=== Section Start ===
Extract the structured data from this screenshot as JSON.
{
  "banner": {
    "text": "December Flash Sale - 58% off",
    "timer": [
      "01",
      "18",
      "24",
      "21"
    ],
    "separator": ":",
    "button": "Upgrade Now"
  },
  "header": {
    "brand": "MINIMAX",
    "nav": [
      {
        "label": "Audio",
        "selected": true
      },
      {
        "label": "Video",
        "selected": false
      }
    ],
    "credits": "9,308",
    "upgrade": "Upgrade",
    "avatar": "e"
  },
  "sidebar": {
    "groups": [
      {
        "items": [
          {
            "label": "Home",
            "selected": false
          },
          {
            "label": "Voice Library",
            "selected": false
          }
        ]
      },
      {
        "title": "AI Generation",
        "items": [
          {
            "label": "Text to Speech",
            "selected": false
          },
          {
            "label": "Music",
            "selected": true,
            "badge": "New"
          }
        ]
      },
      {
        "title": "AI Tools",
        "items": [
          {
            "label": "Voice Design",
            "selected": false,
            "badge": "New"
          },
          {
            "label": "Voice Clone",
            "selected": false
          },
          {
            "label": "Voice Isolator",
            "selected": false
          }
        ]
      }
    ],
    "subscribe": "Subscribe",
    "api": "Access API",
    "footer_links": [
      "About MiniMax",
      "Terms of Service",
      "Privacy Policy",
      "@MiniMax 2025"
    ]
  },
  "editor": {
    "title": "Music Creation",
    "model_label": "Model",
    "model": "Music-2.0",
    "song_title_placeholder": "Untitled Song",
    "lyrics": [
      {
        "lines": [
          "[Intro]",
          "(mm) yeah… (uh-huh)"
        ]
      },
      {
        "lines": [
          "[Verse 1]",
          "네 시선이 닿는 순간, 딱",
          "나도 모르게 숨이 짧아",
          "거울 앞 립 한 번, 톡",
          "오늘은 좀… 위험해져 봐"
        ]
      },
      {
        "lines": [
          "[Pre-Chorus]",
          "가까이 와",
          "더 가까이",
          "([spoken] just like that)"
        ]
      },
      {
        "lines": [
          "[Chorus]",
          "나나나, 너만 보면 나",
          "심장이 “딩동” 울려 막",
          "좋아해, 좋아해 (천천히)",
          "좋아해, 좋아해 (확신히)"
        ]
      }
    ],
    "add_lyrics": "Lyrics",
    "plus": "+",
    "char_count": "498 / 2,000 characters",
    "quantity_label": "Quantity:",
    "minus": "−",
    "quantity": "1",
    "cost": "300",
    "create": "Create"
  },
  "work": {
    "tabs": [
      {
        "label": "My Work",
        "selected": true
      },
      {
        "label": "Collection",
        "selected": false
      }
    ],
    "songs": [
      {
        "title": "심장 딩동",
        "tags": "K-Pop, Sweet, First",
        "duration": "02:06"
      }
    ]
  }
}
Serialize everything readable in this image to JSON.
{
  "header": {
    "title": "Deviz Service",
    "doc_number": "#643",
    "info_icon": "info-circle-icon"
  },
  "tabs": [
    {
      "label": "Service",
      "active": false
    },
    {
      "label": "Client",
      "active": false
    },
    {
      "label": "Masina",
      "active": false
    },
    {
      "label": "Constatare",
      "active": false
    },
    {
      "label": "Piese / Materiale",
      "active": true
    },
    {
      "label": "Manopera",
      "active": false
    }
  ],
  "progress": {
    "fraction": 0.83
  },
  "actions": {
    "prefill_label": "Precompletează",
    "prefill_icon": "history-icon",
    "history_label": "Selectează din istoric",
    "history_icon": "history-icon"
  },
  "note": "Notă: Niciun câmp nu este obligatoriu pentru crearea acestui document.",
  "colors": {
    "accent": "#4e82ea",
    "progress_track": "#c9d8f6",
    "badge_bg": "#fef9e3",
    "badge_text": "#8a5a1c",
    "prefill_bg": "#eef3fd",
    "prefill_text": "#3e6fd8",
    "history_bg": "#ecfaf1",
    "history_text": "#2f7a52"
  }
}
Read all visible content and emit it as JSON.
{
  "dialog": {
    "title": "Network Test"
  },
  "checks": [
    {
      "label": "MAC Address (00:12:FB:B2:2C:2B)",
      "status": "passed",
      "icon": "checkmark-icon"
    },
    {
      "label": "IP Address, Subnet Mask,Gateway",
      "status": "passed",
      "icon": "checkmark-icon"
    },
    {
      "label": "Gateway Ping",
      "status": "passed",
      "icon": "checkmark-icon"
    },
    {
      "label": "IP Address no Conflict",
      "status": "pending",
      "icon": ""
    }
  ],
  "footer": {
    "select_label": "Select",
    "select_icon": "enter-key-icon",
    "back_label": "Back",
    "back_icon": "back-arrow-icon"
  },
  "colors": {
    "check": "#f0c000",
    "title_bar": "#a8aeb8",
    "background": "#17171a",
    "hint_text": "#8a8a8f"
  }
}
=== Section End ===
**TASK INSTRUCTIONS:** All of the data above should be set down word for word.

**SOLUTION TO THE PROBLEM:**
Extract the structured data from this screenshot as JSON.
{
  "banner": {
    "text": "December Flash Sale - 58% off",
    "timer": [
      "01",
      "18",
      "24",
      "21"
    ],
    "separator": ":",
    "button": "Upgrade Now"
  },
  "header": {
    "brand": "MINIMAX",
    "nav": [
      {
        "label": "Audio",
        "selected": true
      },
      {
        "label": "Video",
        "selected": false
      }
    ],
    "credits": "9,308",
    "upgrade": "Upgrade",
    "avatar": "e"
  },
  "sidebar": {
    "groups": [
      {
        "items": [
          {
            "label": "Home",
            "selected": false
          },
          {
            "label": "Voice Library",
            "selected": false
          }
        ]
      },
      {
        "title": "AI Generation",
        "items": [
          {
            "label": "Text to Speech",
            "selected": false
          },
          {
            "label": "Music",
            "selected": true,
            "badge": "New"
          }
        ]
      },
      {
        "title": "AI Tools",
        "items": [
          {
            "label": "Voice Design",
            "selected": false,
            "badge": "New"
          },
          {
            "label": "Voice Clone",
            "selected": false
          },
          {
            "label": "Voice Isolator",
            "selected": false
          }
        ]
      }
    ],
    "subscribe": "Subscribe",
    "api": "Access API",
    "footer_links": [
      "About MiniMax",
      "Terms of Service",
      "Privacy Policy",
      "@MiniMax 2025"
    ]
  },
  "editor": {
    "title": "Music Creation",
    "model_label": "Model",
    "model": "Music-2.0",
    "song_title_placeholder": "Untitled Song",
    "lyrics": [
      {
        "lines": [
          "[Intro]",
          "(mm) yeah… (uh-huh)"
        ]
      },
      {
        "lines": [
          "[Verse 1]",
          "네 시선이 닿는 순간, 딱",
          "나도 모르게 숨이 짧아",
          "거울 앞 립 한 번, 톡",
          "오늘은 좀… 위험해져 봐"
        ]
      },
      {
        "lines": [
          "[Pre-Chorus]",
          "가까이 와",
          "더 가까이",
          "([spoken] just like that)"
        ]
      },
      {
        "lines": [
          "[Chorus]",
          "나나나, 너만 보면 나",
          "심장이 “딩동” 울려 막",
          "좋아해, 좋아해 (천천히)",
          "좋아해, 좋아해 (확신히)"
        ]
      }
    ],
    "add_lyrics": "Lyrics",
    "plus": "+",
    "char_count": "498 / 2,000 characters",
    "quantity_label": "Quantity:",
    "minus": "−",
    "quantity": "1",
    "cost": "300",
    "create": "Create"
  },
  "work": {
    "tabs": [
      {
        "label": "My Work",
        "selected": true
      },
      {
        "label": "Collection",
        "selected": false
      }
    ],
    "songs": [
      {
        "title": "심장 딩동",
        "tags": "K-Pop, Sweet, First",
        "duration": "02:06"
      }
    ]
  }
}
Serialize everything readable in this image to JSON.
{
  "header": {
    "title": "Deviz Service",
    "doc_number": "#643",
    "info_icon": "info-circle-icon"
  },
  "tabs": [
    {
      "label": "Service",
      "active": false
    },
    {
      "label": "Client",
      "active": false
    },
    {
      "label": "Masina",
      "active": false
    },
    {
      "label": "Constatare",
      "active": false
    },
    {
      "label": "Piese / Materiale",
      "active": true
    },
    {
      "label": "Manopera",
      "active": false
    }
  ],
  "progress": {
    "fraction": 0.83
  },
  "actions": {
    "prefill_label": "Precompletează",
    "prefill_icon": "history-icon",
    "history_label": "Selectează din istoric",
    "history_icon": "history-icon"
  },
  "note": "Notă: Niciun câmp nu este obligatoriu pentru crearea acestui document.",
  "colors": {
    "accent": "#4e82ea",
    "progress_track": "#c9d8f6",
    "badge_bg": "#fef9e3",
    "badge_text": "#8a5a1c",
    "prefill_bg": "#eef3fd",
    "prefill_text": "#3e6fd8",
    "history_bg": "#ecfaf1",
    "history_text": "#2f7a52"
  }
}
Read all visible content and emit it as JSON.
{
  "dialog": {
    "title": "Network Test"
  },
  "checks": [
    {
      "label": "MAC Address (00:12:FB:B2:2C:2B)",
      "status": "passed",
      "icon": "checkmark-icon"
    },
    {
      "label": "IP Address, Subnet Mask,Gateway",
      "status": "passed",
      "icon": "checkmark-icon"
    },
    {
      "label": "Gateway Ping",
      "status": "passed",
      "icon": "checkmark-icon"
    },
    {
      "label": "IP Address no Conflict",
      "status": "pending",
      "icon": ""
    }
  ],
  "footer": {
    "select_label": "Select",
    "select_icon": "enter-key-icon",
    "back_label": "Back",
    "back_icon": "back-arrow-icon"
  },
  "colors": {
    "check": "#f0c000",
    "title_bar": "#a8aeb8",
    "background": "#17171a",
    "hint_text": "#8a8a8f"
  }
}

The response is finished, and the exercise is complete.